DATA IN THIS EXERCISE section start

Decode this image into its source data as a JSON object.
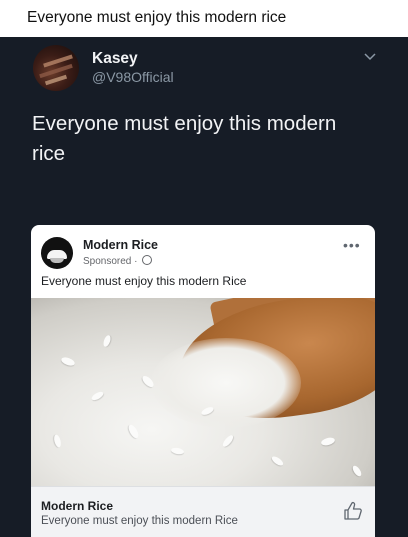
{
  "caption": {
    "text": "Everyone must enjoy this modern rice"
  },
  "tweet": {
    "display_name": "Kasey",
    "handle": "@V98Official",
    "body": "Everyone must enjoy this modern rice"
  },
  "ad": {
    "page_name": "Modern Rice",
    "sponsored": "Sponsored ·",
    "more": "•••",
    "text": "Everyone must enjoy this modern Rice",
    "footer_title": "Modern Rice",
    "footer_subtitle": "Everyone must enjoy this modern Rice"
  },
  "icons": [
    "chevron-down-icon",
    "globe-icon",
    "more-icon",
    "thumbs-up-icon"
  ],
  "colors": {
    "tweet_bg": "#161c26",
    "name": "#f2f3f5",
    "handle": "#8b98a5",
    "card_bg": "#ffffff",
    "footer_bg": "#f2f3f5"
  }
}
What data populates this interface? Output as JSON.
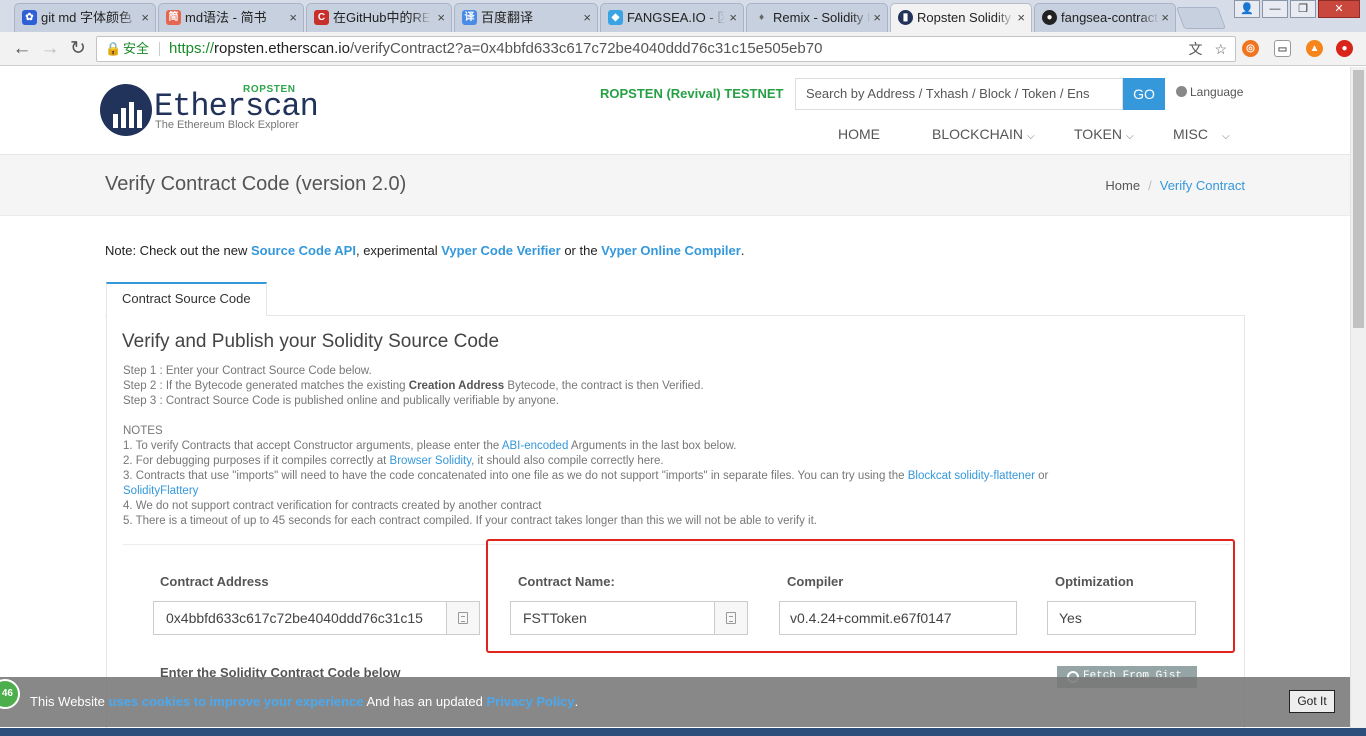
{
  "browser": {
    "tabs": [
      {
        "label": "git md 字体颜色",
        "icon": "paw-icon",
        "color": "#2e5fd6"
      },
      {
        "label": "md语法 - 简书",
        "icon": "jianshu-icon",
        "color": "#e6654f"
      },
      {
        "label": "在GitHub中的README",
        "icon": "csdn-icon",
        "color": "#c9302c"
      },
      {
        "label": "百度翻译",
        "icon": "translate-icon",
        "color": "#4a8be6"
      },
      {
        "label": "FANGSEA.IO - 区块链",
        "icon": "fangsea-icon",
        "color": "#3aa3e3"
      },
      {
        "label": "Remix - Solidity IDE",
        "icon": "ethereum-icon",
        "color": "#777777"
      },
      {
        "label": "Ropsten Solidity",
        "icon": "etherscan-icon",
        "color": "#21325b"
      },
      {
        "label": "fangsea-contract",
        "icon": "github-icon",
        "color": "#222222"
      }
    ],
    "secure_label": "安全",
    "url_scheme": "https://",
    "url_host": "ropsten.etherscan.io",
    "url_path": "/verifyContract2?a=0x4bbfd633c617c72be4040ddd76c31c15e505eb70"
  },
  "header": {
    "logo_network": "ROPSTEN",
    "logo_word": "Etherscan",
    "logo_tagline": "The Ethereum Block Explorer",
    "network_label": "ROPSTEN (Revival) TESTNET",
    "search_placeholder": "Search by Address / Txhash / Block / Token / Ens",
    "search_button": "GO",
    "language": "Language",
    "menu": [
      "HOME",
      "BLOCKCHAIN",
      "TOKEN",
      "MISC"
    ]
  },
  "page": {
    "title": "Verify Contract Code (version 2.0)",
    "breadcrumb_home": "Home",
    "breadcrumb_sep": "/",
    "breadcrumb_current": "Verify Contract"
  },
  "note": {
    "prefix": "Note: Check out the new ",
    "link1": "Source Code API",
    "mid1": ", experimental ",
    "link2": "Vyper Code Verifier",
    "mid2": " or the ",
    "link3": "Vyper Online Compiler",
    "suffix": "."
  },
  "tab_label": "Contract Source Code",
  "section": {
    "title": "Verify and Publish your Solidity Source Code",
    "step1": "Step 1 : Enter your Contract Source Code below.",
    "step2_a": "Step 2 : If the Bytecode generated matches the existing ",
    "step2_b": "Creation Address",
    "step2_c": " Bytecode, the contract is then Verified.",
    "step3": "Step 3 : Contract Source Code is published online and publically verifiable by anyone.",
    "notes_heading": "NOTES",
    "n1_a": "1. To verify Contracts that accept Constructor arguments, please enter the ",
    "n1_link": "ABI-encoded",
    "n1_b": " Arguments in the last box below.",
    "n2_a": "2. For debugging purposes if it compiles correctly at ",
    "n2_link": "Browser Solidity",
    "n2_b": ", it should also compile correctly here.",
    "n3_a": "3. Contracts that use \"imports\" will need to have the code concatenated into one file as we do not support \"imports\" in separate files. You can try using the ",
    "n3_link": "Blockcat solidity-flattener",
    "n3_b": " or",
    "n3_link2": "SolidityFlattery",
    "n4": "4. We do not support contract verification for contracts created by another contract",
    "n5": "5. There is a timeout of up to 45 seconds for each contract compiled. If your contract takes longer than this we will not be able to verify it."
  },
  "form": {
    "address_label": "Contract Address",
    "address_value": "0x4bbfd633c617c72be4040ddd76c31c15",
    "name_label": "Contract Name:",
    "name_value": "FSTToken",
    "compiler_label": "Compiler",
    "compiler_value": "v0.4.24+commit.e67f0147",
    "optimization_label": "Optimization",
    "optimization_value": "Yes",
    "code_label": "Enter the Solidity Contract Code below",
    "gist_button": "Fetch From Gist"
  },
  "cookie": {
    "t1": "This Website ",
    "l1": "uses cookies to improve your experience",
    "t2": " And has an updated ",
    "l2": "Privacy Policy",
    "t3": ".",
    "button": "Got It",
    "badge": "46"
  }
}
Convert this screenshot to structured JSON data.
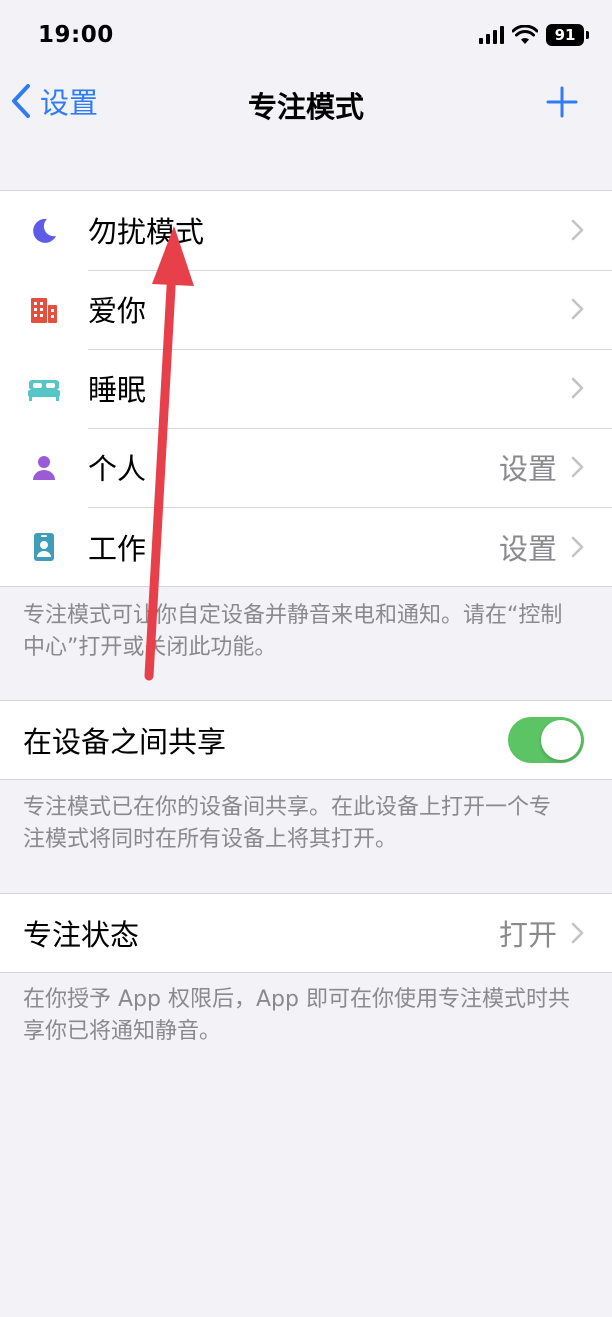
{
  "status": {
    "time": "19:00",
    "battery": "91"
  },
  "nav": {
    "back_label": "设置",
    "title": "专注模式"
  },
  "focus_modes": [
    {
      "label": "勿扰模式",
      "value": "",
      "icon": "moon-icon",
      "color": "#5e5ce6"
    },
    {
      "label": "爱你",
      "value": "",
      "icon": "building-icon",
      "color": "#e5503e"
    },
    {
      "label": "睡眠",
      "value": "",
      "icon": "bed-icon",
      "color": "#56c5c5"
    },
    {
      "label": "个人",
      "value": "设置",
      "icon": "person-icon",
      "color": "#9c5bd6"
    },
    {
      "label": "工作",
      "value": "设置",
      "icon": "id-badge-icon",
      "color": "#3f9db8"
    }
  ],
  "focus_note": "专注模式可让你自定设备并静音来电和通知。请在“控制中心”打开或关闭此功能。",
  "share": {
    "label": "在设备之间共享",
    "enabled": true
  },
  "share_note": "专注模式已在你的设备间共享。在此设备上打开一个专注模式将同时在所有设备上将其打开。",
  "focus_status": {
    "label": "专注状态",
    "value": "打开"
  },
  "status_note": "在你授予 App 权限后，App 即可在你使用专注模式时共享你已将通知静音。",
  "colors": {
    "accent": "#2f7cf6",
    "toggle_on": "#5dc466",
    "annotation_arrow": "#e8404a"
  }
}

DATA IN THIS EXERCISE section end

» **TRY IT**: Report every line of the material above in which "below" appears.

» **FINAL ANSWER**:
    "step1": "Step 1 : Enter your Contract Source Code below.",
    "n1_b": " Arguments in the last box below.",
    "code_label": "Enter the Solidity Contract Code below",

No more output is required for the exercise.